Excerpted data:
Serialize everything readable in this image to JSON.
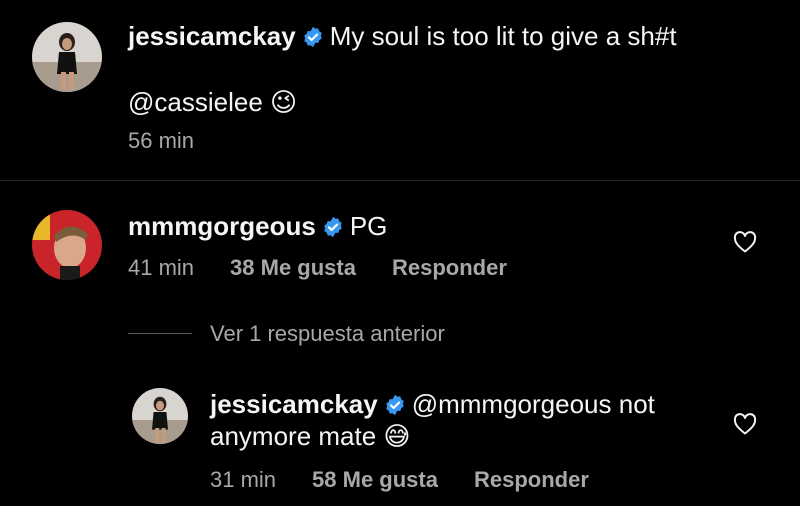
{
  "caption": {
    "username": "jessicamckay",
    "text": "My soul is too lit to give a sh#t",
    "mention": "@cassielee",
    "emoji": "😉",
    "time": "56 min"
  },
  "comment1": {
    "username": "mmmgorgeous",
    "text": "PG",
    "time": "41 min",
    "likes": "38 Me gusta",
    "reply_label": "Responder"
  },
  "view_replies": {
    "label": "Ver 1 respuesta anterior"
  },
  "reply1": {
    "username": "jessicamckay",
    "text_line1": "@mmmgorgeous not",
    "text_line2": "anymore mate",
    "emoji": "😅",
    "time": "31 min",
    "likes": "58 Me gusta",
    "reply_label": "Responder"
  },
  "colors": {
    "background": "#000000",
    "text": "#f5f5f5",
    "secondary": "#a8a8a8",
    "verified": "#3897f0"
  },
  "icons": {
    "verified": "verified-badge-icon",
    "like": "heart-outline-icon"
  }
}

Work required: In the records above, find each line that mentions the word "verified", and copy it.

Output of the task:
    "verified": "#3897f0"
    "verified": "verified-badge-icon",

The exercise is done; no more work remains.